Showing posts from July, 2010

Whole Body Workouts

"How many sets per body part is recommended if you are doing a total body workout? I usually do compound movements (e.g. I do a total of 18 to 20 sets of chest excerises for the week)."

W. Williams

My Answer: It depends on a number of things. For one thing, how many other body parts are you including in these full body workouts? If you go with the bodybuilding standard, then you have 8-9 body parts in which to hit:


That doesn't leave you with very many sets per body part. Two to three sets per muscle group is really all you can do. This is perfectly fine for beginners and older lifters. But for those who've been in the Iron Game for awhile, 2-3 straight sets doesn't do much. There is a way to get around the low set total and add some needed volume. I go over this in my article Supercharging H.I.T. an excerpt from Neo-Classical Bodybuilding.

But if you're not a bodybuilder and don't care to hit…

Targeting the Deltoids, Minimizing the Traps

Q: I've read your article about shoulder workouts as well as many others, and I have a question. I really appreciate if you can spare some time to answer it.

I heard from almost everywhere that you can get wider shoulders by working out. I have a very slim body (56 kg, 172 cm tall, 24 year old male) and very narrow shoulders. The width of my shoulders is only two times of the width of my head (1/2). I checked this ratio by measuring photos of a man with broad shoulders, and this ratio is usually 1/3.
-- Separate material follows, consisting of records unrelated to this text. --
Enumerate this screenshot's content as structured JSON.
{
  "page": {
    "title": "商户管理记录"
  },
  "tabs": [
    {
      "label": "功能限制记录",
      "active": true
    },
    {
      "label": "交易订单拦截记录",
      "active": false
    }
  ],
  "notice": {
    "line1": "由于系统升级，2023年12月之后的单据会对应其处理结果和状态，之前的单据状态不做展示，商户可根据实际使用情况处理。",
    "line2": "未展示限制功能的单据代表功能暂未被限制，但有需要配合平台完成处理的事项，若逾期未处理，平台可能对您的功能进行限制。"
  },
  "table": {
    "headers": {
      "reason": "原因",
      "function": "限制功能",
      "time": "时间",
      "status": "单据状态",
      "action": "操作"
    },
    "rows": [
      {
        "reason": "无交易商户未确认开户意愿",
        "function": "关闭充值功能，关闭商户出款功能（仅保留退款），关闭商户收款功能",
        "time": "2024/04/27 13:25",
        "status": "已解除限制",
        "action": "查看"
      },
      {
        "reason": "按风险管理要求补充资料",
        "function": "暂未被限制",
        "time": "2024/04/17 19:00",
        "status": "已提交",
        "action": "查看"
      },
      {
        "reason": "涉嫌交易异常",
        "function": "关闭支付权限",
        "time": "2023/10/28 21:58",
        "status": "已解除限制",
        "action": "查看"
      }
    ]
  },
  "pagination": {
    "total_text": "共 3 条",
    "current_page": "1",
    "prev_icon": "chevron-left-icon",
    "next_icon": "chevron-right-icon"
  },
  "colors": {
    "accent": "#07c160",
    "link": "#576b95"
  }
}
I know it has a lot to do with genetics, but how much exactly can you add to your shoulder size by workout? Someone told me that you can add 2 centimeters to each side at a total of 4 cm maximum. Even if that's true, by working out my deltoids I will also work my trapezius muscles as well, even if I don't want to. And the growth of the trapezius makes your shoulders look narrow, because it gives your shoulders an angle to the ground rather than being nearly parallel to t…